It’s next to the company’s eight-story Courtyard by Marriott Irvine Spectrum, which cost about $50 million to build.
The latest and taller Irvine project has an estimated development cost of nearly $120 million, and will feature a two-story fitness center and 13,000 square feet of meeting space. It’s scheduled to open late next month, and should also have room rates approaching $300 per night.
It’ll be the first full-service Marriott to open in the region in nearly 30 years, according to Chris Harrison, general manager of the Spectrum hotel.
Harrison knows his history. He’s the great-grandson of J.W. Marriott Sr., founder of Marriott Corp., and he said the hotelier chose Irvine and Newport Beach for the two new high-end Marriotts for a reason. “Orange County is one of the places that’s shown the most strength (in hotel rates and occupancy) since the recession,” he said.
The Spectrum tower will employ nearly 130. Lido House, meanwhile, is likely to employ close to 80, according to General Manager Adam Beer.
Both Beer and Harrison expect their respective hotels to draw their share of locals; each will have rooftop bars, in addition to on-site restaurants, spas, coffee shops and other features.
While the new hires get trained, Olson said he’s relied heavily on the “deep bench” of Marriott that’s assisted his firm during the construction process.

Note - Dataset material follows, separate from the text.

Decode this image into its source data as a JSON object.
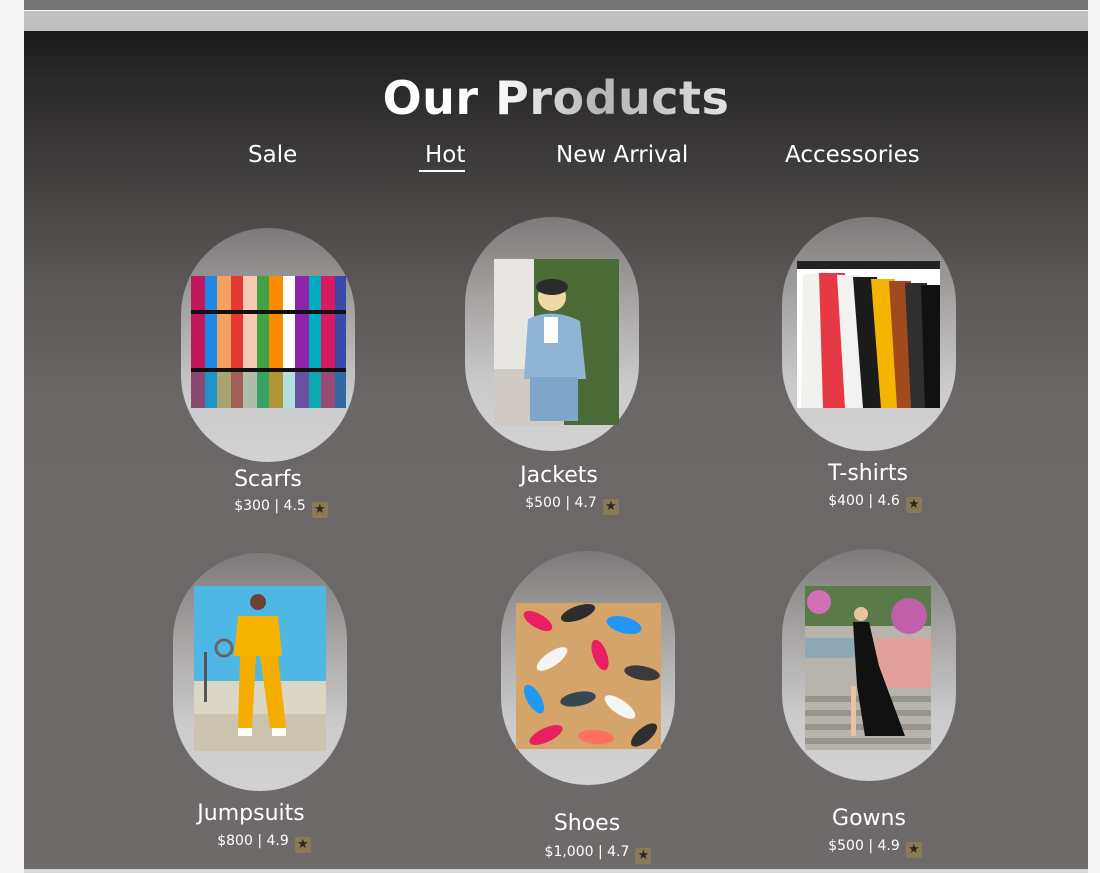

Among others on-site during the tour last month was Marriott’s corporate chef, who was getting an overview of the kitchen at Lido House.
The Marriott-Olson partnership was forged 15 years ago and has been especially fruitful the past few years.
This summer, R.D. Olson was named developer of the year by Marriott International, one of several related honors it’s gotten from Marriott the past few years.
The developer was lauded in the announcement of the award for its “development of hotel projects in high-barrier markets such as California and Hawaii.”
R.D. Olson has developed 18 Marriott brand hotels in the Western U.S.; outside OC, recent projects have included a 200-room Residence Inn by Marriott in Maui, Hawaii, and the 144-room Residence Inn by Marriott in Old Town Pasadena, plus projects in Silicon Valley and Goleta totaling another 322 rooms.
“Their commitment to growing award-winning hotels in high-barrier-to-entry locations is what makes the partnership so valuable,” said Eric Jacobs, North America chief development officer for Marriott International.
The Autograph Collection hotel in Newport Beach and the full-service Marriott Spectrum projects are the first of their types R.D. Olson has built.
“They were a natural fit—they fill that hole in the donut” among Marriott’s collection of properties in OC, he said.
There are only a few Marriott-branded hotel types that Olson hasn’t tackled, most notably the Ritz Carlton and J.W. Marriott brands, two of its luxury offerings.
Olson said taking up either of the two upscale brands “would be a natural progression” for his firm, which is scouting California locations outside of OC for both.
In OC, his company has its eyes on a few other projects, with at least one more waterfront site being considered. The Business Journal reported last month that his firm was among the remaining teams bidding for the redevelopment of Dana Point Harbor, a project potentially worth $200 million.